Hogan Partners with Witt/Kieffer and Providence Health & Services on Physician Executive Performance Study
What are the characteristics that define outstanding physician leaders? A yearlong collaborative study of more than 100 physician executives conducted by Hogan Assessments, executive search firm Witt/Kieffer and Providence Health & Services found that certain qualities can actually predict strong performance.
Using proprietary personality assessments and performance feedback, the researchers found that the most important and revealing features include: resiliency under pressure, ability to handle competing priorities with ease; trustworthiness and approachability; optimism and confidence; and a willingness to share praise and approval with others.
“We wanted to understand the difference between good and great physician executives,” says Richard Metheny, head of the Leadership Solutions practice at Witt/Kieffer. “By identifying these key characteristics, we’re able to create tools to help health networks find, hire and develop the kinds of high-performing physician executives that will lead them well into the future.”
The physician executive study also found that strong physician leadership fosters patient loyalty in a health system. Those physician executives who received higher patient loyalty ratings within their respective practices as persistent, self-confident and willing to lead and mentor team members. They are decisive, assertive and open to new ideas and methods. These high-performing physician executives also stimulate the creativity on their teams and are visionary leaders themselves.
“We now have a reliable template for gauging and predicting the performance of a physician executive, along with specific way in which today’s healthcare organizations can better empower physician leaders and structure leadership teams for success,” says Kimberly Nei, Ph.D., Hogan’s Manager of Client Research.

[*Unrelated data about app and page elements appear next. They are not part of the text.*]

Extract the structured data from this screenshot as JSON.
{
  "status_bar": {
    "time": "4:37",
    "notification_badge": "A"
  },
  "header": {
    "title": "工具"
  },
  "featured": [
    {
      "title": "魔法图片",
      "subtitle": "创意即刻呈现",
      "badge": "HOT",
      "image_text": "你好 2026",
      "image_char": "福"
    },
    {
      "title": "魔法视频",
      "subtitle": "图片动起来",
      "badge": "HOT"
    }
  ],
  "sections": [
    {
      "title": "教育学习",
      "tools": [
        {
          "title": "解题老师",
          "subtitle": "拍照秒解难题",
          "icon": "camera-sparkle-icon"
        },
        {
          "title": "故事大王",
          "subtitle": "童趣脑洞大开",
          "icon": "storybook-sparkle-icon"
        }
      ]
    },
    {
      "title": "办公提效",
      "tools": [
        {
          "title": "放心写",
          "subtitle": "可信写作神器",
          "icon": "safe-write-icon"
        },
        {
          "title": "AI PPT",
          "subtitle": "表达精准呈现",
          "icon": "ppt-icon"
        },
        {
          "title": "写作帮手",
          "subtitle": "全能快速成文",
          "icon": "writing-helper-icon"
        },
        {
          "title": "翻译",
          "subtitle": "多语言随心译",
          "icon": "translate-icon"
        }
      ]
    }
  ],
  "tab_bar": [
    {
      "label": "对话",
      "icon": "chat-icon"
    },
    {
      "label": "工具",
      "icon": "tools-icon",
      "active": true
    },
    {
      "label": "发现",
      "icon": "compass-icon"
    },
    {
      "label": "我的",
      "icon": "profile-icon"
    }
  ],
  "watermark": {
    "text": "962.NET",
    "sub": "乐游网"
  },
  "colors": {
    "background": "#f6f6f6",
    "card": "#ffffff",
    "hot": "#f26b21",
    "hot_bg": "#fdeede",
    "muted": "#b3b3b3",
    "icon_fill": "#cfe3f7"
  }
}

The study finding will also help health systems to understand different executives’ competency strengths, which will enable them to create the right mix within a team structure. For instance, combining a curious, scientific, data-driven approach to learning with a focus on the interplay between tasks and the hospital’s bottom line will do well to forward and organization’s business goals.
“Physician leaders are by nature curious and driven to improve,” says Craig Wright, M.D., a leadership consultant and former Senior Vice President of Physician Services for Providence. “This research helps them to gain insight into their potential blindspots and areas for development opportunities.”
Access the complete report here: Predicting Physician Executive Performance.